journal contributionposted on 2023-02-09, 12:11 authored by Karina-Doris Vihta, Koen B Pouwels, Tim EA Peto, Emma Pritchard, Thomas House, Ruth Studley, Emma Rourke, Duncan Cook, Ian Diamond, Derrick Crook, David A Clifton, Philippa C Matthews, Nicole Stoesser, David W Eyre, Ann Sarah Walkerand, COVID-19 Infection Survey team

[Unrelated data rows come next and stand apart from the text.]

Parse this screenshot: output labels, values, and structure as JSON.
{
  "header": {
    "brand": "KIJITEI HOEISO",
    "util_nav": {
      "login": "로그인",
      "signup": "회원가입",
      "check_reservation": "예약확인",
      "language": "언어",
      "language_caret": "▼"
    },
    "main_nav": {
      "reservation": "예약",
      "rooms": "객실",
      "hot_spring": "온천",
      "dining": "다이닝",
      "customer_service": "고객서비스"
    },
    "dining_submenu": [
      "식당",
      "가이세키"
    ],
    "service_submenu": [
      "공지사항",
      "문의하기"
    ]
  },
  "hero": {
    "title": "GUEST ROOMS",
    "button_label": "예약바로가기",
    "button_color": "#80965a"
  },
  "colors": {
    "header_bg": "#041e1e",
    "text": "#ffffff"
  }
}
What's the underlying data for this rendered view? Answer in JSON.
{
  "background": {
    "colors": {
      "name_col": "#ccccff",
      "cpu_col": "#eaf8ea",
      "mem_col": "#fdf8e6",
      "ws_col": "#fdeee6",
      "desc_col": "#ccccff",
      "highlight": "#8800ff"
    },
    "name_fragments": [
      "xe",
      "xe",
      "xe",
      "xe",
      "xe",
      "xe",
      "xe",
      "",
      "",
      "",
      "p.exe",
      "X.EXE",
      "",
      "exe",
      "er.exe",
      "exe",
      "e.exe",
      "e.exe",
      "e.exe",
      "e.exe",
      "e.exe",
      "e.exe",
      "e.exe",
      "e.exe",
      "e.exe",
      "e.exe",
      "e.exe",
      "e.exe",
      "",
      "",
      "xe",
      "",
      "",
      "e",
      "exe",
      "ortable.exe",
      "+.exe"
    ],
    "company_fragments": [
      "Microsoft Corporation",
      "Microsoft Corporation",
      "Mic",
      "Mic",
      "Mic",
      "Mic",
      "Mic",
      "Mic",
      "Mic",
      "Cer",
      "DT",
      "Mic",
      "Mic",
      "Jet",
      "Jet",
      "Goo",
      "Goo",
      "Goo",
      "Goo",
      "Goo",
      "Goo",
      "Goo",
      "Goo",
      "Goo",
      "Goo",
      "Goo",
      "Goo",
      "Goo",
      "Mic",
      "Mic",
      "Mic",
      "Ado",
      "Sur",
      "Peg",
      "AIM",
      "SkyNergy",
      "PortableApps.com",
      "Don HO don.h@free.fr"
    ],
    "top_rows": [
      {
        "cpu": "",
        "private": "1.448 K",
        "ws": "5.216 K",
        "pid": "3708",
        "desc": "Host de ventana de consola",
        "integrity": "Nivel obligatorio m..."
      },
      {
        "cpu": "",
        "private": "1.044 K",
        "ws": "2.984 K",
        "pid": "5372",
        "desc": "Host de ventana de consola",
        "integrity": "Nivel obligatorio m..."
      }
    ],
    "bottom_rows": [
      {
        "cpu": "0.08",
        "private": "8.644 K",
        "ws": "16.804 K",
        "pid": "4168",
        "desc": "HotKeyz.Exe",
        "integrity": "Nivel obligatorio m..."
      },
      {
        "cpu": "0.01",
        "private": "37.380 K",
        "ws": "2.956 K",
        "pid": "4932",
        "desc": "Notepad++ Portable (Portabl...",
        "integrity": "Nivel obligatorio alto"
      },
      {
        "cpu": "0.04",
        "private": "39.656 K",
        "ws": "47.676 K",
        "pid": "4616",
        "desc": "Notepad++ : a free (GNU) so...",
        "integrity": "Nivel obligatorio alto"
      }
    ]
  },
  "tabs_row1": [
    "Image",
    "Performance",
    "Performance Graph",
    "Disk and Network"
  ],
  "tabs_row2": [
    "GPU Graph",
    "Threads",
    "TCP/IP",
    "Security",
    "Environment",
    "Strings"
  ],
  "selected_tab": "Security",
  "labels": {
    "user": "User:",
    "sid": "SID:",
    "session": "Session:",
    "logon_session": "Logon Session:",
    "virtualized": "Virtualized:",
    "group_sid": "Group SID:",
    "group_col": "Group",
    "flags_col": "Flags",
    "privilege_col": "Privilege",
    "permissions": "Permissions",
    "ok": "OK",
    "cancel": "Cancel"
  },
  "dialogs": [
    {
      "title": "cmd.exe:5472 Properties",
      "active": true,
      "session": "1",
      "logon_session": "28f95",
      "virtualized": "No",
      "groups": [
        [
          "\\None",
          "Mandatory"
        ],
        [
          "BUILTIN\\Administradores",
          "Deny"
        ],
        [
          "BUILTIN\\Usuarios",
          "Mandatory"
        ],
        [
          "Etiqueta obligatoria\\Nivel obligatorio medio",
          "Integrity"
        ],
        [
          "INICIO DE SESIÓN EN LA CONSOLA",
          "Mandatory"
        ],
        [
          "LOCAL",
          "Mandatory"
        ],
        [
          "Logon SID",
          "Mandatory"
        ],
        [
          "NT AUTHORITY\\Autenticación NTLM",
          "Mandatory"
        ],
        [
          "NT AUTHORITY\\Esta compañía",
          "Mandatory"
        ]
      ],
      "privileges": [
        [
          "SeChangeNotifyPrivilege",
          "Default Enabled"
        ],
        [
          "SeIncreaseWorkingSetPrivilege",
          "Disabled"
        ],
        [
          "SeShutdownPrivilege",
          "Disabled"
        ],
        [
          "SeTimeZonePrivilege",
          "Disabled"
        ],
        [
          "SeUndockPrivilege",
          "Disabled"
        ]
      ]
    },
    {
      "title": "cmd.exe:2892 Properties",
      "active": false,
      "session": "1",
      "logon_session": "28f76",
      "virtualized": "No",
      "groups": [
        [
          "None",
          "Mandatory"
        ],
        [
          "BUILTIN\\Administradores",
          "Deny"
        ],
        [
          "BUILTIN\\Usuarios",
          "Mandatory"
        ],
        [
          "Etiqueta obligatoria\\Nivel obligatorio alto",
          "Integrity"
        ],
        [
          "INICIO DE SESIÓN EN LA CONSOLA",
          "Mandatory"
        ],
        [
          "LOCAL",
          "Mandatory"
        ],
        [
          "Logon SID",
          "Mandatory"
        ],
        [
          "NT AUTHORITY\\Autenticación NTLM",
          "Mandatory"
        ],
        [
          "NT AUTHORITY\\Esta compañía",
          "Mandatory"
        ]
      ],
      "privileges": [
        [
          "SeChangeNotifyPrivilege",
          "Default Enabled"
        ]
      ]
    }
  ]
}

BACKGROUND: The SARS-CoV-2 Delta variant has been replaced by the highly transmissible Omicron BA.1 variant, and subsequently by Omicron BA.2. It is important to understand how these changes in dominant variants affect reported symptoms, while also accounting for symptoms arising from other co-circulating respiratory viruses. METHODS: In a nationally representative UK community study, the COVID-19 Infection Survey, we investigated symptoms in PCR-positive infection episodes vs. PCR-negative study visits over calendar time, by age and vaccination status, comparing periods when the Delta, Omicron BA.1 and BA.2 variants were dominant. RESULTS: Between October-2020 and April-2022, 120,995 SARS-CoV-2 PCR-positive episodes occurred in 115,886 participants, with 70,683 (58%) reporting symptoms. The comparator comprised 4,766,366 PCR-negative study visits (483,894 participants); 203,422 (4%) reporting symptoms. Symptom reporting in PCR-positives varied over time, with a marked reduction in loss of taste/smell as Omicron BA.1 dominated, maintained with BA.2 (44%/45% 17 October 2021, 16%/13% 2 January 2022, 15%/12% 27 March 2022). Cough, fever, shortness of breath, myalgia, fatigue/weakness and headache also decreased after Omicron BA.1 dominated, but sore throat increased, the latter to a greater degree than concurrent increases in PCR-negatives. Fatigue/weakness increased again after BA.2 dominated, although to a similar degree to concurrent increases in PCR-negatives. Symptoms were consistently more common in adults aged 18-65 years than in children or older adults. CONCLUSIONS: Increases in sore throat (also common in the general community), and a marked reduction in loss of taste/smell, make Omicron harder to detect with symptom-based testing algorithms, with implications for institutional and national testing policies.